Segment Start: MATERIAL FOR THE TASK

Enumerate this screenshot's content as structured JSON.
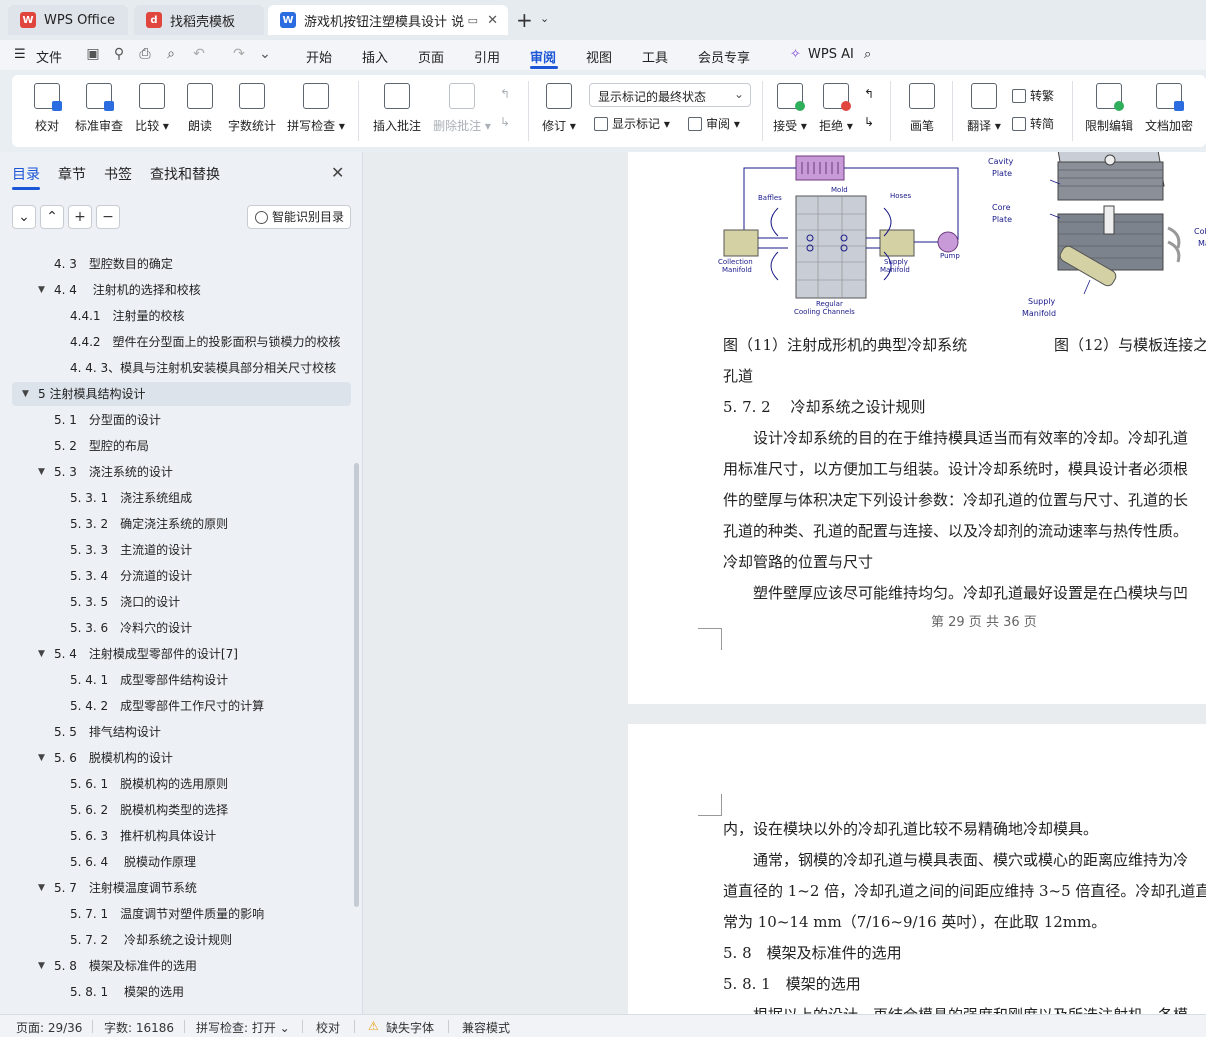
{
  "tabs": [
    {
      "label": "WPS Office",
      "icon": "wps-logo-icon"
    },
    {
      "label": "找稻壳模板",
      "icon": "docer-icon"
    },
    {
      "label": "游戏机按钮注塑模具设计 说明",
      "icon": "writer-doc-icon"
    }
  ],
  "menu": {
    "file": "文件",
    "items": [
      "开始",
      "插入",
      "页面",
      "引用",
      "审阅",
      "视图",
      "工具",
      "会员专享"
    ],
    "active": "审阅",
    "wps_ai": "WPS AI"
  },
  "ribbon": {
    "proofread": "校对",
    "standard_review": "标准审查",
    "compare": "比较",
    "read_aloud": "朗读",
    "word_count": "字数统计",
    "spell_check": "拼写检查",
    "insert_comment": "插入批注",
    "delete_comment": "删除批注",
    "track_changes": "修订",
    "markup_mode": "显示标记的最终状态",
    "show_markup": "显示标记",
    "reviewing": "审阅",
    "accept": "接受",
    "reject": "拒绝",
    "ink": "画笔",
    "translate": "翻译",
    "to_traditional": "转繁",
    "to_simplified": "转简",
    "restrict_editing": "限制编辑",
    "encrypt": "文档加密"
  },
  "sidebar": {
    "tabs": [
      "目录",
      "章节",
      "书签",
      "查找和替换"
    ],
    "smart_toc": "智能识别目录",
    "toc": [
      {
        "text": "4. 3　型腔数目的确定",
        "level": 2
      },
      {
        "text": "4. 4　 注射机的选择和校核",
        "level": 2,
        "expanded": true
      },
      {
        "text": "4.4.1　注射量的校核",
        "level": 3
      },
      {
        "text": "4.4.2　塑件在分型面上的投影面积与锁模力的校核",
        "level": 3
      },
      {
        "text": "4. 4. 3、模具与注射机安装模具部分相关尺寸校核",
        "level": 3
      },
      {
        "text": "5  注射模具结构设计",
        "level": 1,
        "expanded": true,
        "selected": true
      },
      {
        "text": "5. 1　分型面的设计",
        "level": 2
      },
      {
        "text": "5. 2　型腔的布局",
        "level": 2
      },
      {
        "text": "5. 3　浇注系统的设计",
        "level": 2,
        "expanded": true
      },
      {
        "text": "5. 3. 1　浇注系统组成",
        "level": 3
      },
      {
        "text": "5. 3. 2　确定浇注系统的原则",
        "level": 3
      },
      {
        "text": "5. 3. 3　主流道的设计",
        "level": 3
      },
      {
        "text": "5. 3. 4　分流道的设计",
        "level": 3
      },
      {
        "text": "5. 3. 5　浇口的设计",
        "level": 3
      },
      {
        "text": "5. 3. 6　冷料穴的设计",
        "level": 3
      },
      {
        "text": "5. 4　注射模成型零部件的设计[7]",
        "level": 2,
        "expanded": true
      },
      {
        "text": "5. 4. 1　成型零部件结构设计",
        "level": 3
      },
      {
        "text": "5. 4. 2　成型零部件工作尺寸的计算",
        "level": 3
      },
      {
        "text": "5. 5　排气结构设计",
        "level": 2
      },
      {
        "text": "5. 6　脱模机构的设计",
        "level": 2,
        "expanded": true
      },
      {
        "text": "5. 6. 1　脱模机构的选用原则",
        "level": 3
      },
      {
        "text": "5. 6. 2　脱模机构类型的选择",
        "level": 3
      },
      {
        "text": "5. 6. 3　推杆机构具体设计",
        "level": 3
      },
      {
        "text": "5. 6. 4　 脱模动作原理",
        "level": 3
      },
      {
        "text": "5. 7　注射模温度调节系统",
        "level": 2,
        "expanded": true
      },
      {
        "text": "5. 7. 1　温度调节对塑件质量的影响",
        "level": 3
      },
      {
        "text": "5. 7. 2　 冷却系统之设计规则",
        "level": 3
      },
      {
        "text": "5. 8　模架及标准件的选用",
        "level": 2,
        "expanded": true
      },
      {
        "text": "5. 8. 1　 模架的选用",
        "level": 3
      }
    ]
  },
  "document": {
    "figure11_labels": {
      "mold": "Mold",
      "baffles": "Baffles",
      "hoses": "Hoses",
      "collection": "Collection",
      "manifold": "Manifold",
      "supply": "Supply",
      "supply_manifold": "Manifold",
      "pump": "Pump",
      "regular": "Regular",
      "cooling_channels": "Cooling Channels"
    },
    "figure12_labels": {
      "cavity": "Cavity",
      "plate1": "Plate",
      "core": "Core",
      "plate2": "Plate",
      "supply": "Supply",
      "manifold": "Manifold",
      "colle": "Colle",
      "man": "Man"
    },
    "caption11": "图（11）注射成形机的典型冷却系统",
    "caption12": "图（12）与模板连接之",
    "caption_cont": "孔道",
    "heading_572": "5. 7. 2　 冷却系统之设计规则",
    "para1_l1": "　　设计冷却系统的目的在于维持模具适当而有效率的冷却。冷却孔道",
    "para1_l2": "用标准尺寸，以方便加工与组装。设计冷却系统时，模具设计者必须根",
    "para1_l3": "件的壁厚与体积决定下列设计参数：冷却孔道的位置与尺寸、孔道的长",
    "para1_l4": "孔道的种类、孔道的配置与连接、以及冷却剂的流动速率与热传性质。",
    "sub_heading": " 冷却管路的位置与尺寸",
    "para2": "　　塑件壁厚应该尽可能维持均匀。冷却孔道最好设置是在凸模块与凹",
    "page_footer": "第 29 页 共 36 页",
    "p2_l1": "内，设在模块以外的冷却孔道比较不易精确地冷却模具。",
    "p2_l2": "　　通常，钢模的冷却孔道与模具表面、模穴或模心的距离应维持为冷",
    "p2_l3": "道直径的 1~2 倍，冷却孔道之间的间距应维持 3~5 倍直径。冷却孔道直",
    "p2_l4": "常为 10~14 mm（7/16~9/16 英吋），在此取 12mm。",
    "p2_h1": "5. 8　模架及标准件的选用",
    "p2_h2": "5. 8. 1　模架的选用",
    "p2_l5": "　　根据以上的设计，再结合模具的强度和刚度以及所选注射机，各模"
  },
  "status": {
    "page": "页面: 29/36",
    "words": "字数: 16186",
    "spell": "拼写检查: 打开",
    "proof": "校对",
    "missing_font": "缺失字体",
    "compat": "兼容模式"
  },
  "colors": {
    "accent": "#1a56d6",
    "wps_red": "#e0463d",
    "writer_blue": "#2b6de0",
    "warning": "#e8a317"
  }
}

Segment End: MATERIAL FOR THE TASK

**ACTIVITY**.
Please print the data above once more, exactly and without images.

**TASK ANSWER**.
Enumerate this screenshot's content as structured JSON.
{
  "tabs": [
    {
      "label": "WPS Office",
      "icon": "wps-logo-icon"
    },
    {
      "label": "找稻壳模板",
      "icon": "docer-icon"
    },
    {
      "label": "游戏机按钮注塑模具设计 说明",
      "icon": "writer-doc-icon"
    }
  ],
  "menu": {
    "file": "文件",
    "items": [
      "开始",
      "插入",
      "页面",
      "引用",
      "审阅",
      "视图",
      "工具",
      "会员专享"
    ],
    "active": "审阅",
    "wps_ai": "WPS AI"
  },
  "ribbon": {
    "proofread": "校对",
    "standard_review": "标准审查",
    "compare": "比较",
    "read_aloud": "朗读",
    "word_count": "字数统计",
    "spell_check": "拼写检查",
    "insert_comment": "插入批注",
    "delete_comment": "删除批注",
    "track_changes": "修订",
    "markup_mode": "显示标记的最终状态",
    "show_markup": "显示标记",
    "reviewing": "审阅",
    "accept": "接受",
    "reject": "拒绝",
    "ink": "画笔",
    "translate": "翻译",
    "to_traditional": "转繁",
    "to_simplified": "转简",
    "restrict_editing": "限制编辑",
    "encrypt": "文档加密"
  },
  "sidebar": {
    "tabs": [
      "目录",
      "章节",
      "书签",
      "查找和替换"
    ],
    "smart_toc": "智能识别目录",
    "toc": [
      {
        "text": "4. 3　型腔数目的确定",
        "level": 2
      },
      {
        "text": "4. 4　 注射机的选择和校核",
        "level": 2,
        "expanded": true
      },
      {
        "text": "4.4.1　注射量的校核",
        "level": 3
      },
      {
        "text": "4.4.2　塑件在分型面上的投影面积与锁模力的校核",
        "level": 3
      },
      {
        "text": "4. 4. 3、模具与注射机安装模具部分相关尺寸校核",
        "level": 3
      },
      {
        "text": "5  注射模具结构设计",
        "level": 1,
        "expanded": true,
        "selected": true
      },
      {
        "text": "5. 1　分型面的设计",
        "level": 2
      },
      {
        "text": "5. 2　型腔的布局",
        "level": 2
      },
      {
        "text": "5. 3　浇注系统的设计",
        "level": 2,
        "expanded": true
      },
      {
        "text": "5. 3. 1　浇注系统组成",
        "level": 3
      },
      {
        "text": "5. 3. 2　确定浇注系统的原则",
        "level": 3
      },
      {
        "text": "5. 3. 3　主流道的设计",
        "level": 3
      },
      {
        "text": "5. 3. 4　分流道的设计",
        "level": 3
      },
      {
        "text": "5. 3. 5　浇口的设计",
        "level": 3
      },
      {
        "text": "5. 3. 6　冷料穴的设计",
        "level": 3
      },
      {
        "text": "5. 4　注射模成型零部件的设计[7]",
        "level": 2,
        "expanded": true
      },
      {
        "text": "5. 4. 1　成型零部件结构设计",
        "level": 3
      },
      {
        "text": "5. 4. 2　成型零部件工作尺寸的计算",
        "level": 3
      },
      {
        "text": "5. 5　排气结构设计",
        "level": 2
      },
      {
        "text": "5. 6　脱模机构的设计",
        "level": 2,
        "expanded": true
      },
      {
        "text": "5. 6. 1　脱模机构的选用原则",
        "level": 3
      },
      {
        "text": "5. 6. 2　脱模机构类型的选择",
        "level": 3
      },
      {
        "text": "5. 6. 3　推杆机构具体设计",
        "level": 3
      },
      {
        "text": "5. 6. 4　 脱模动作原理",
        "level": 3
      },
      {
        "text": "5. 7　注射模温度调节系统",
        "level": 2,
        "expanded": true
      },
      {
        "text": "5. 7. 1　温度调节对塑件质量的影响",
        "level": 3
      },
      {
        "text": "5. 7. 2　 冷却系统之设计规则",
        "level": 3
      },
      {
        "text": "5. 8　模架及标准件的选用",
        "level": 2,
        "expanded": true
      },
      {
        "text": "5. 8. 1　 模架的选用",
        "level": 3
      }
    ]
  },
  "document": {
    "figure11_labels": {
      "mold": "Mold",
      "baffles": "Baffles",
      "hoses": "Hoses",
      "collection": "Collection",
      "manifold": "Manifold",
      "supply": "Supply",
      "supply_manifold": "Manifold",
      "pump": "Pump",
      "regular": "Regular",
      "cooling_channels": "Cooling Channels"
    },
    "figure12_labels": {
      "cavity": "Cavity",
      "plate1": "Plate",
      "core": "Core",
      "plate2": "Plate",
      "supply": "Supply",
      "manifold": "Manifold",
      "colle": "Colle",
      "man": "Man"
    },
    "caption11": "图（11）注射成形机的典型冷却系统",
    "caption12": "图（12）与模板连接之",
    "caption_cont": "孔道",
    "heading_572": "5. 7. 2　 冷却系统之设计规则",
    "para1_l1": "　　设计冷却系统的目的在于维持模具适当而有效率的冷却。冷却孔道",
    "para1_l2": "用标准尺寸，以方便加工与组装。设计冷却系统时，模具设计者必须根",
    "para1_l3": "件的壁厚与体积决定下列设计参数：冷却孔道的位置与尺寸、孔道的长",
    "para1_l4": "孔道的种类、孔道的配置与连接、以及冷却剂的流动速率与热传性质。",
    "sub_heading": " 冷却管路的位置与尺寸",
    "para2": "　　塑件壁厚应该尽可能维持均匀。冷却孔道最好设置是在凸模块与凹",
    "page_footer": "第 29 页 共 36 页",
    "p2_l1": "内，设在模块以外的冷却孔道比较不易精确地冷却模具。",
    "p2_l2": "　　通常，钢模的冷却孔道与模具表面、模穴或模心的距离应维持为冷",
    "p2_l3": "道直径的 1~2 倍，冷却孔道之间的间距应维持 3~5 倍直径。冷却孔道直",
    "p2_l4": "常为 10~14 mm（7/16~9/16 英吋），在此取 12mm。",
    "p2_h1": "5. 8　模架及标准件的选用",
    "p2_h2": "5. 8. 1　模架的选用",
    "p2_l5": "　　根据以上的设计，再结合模具的强度和刚度以及所选注射机，各模"
  },
  "status": {
    "page": "页面: 29/36",
    "words": "字数: 16186",
    "spell": "拼写检查: 打开",
    "proof": "校对",
    "missing_font": "缺失字体",
    "compat": "兼容模式"
  },
  "colors": {
    "accent": "#1a56d6",
    "wps_red": "#e0463d",
    "writer_blue": "#2b6de0",
    "warning": "#e8a317"
  }
}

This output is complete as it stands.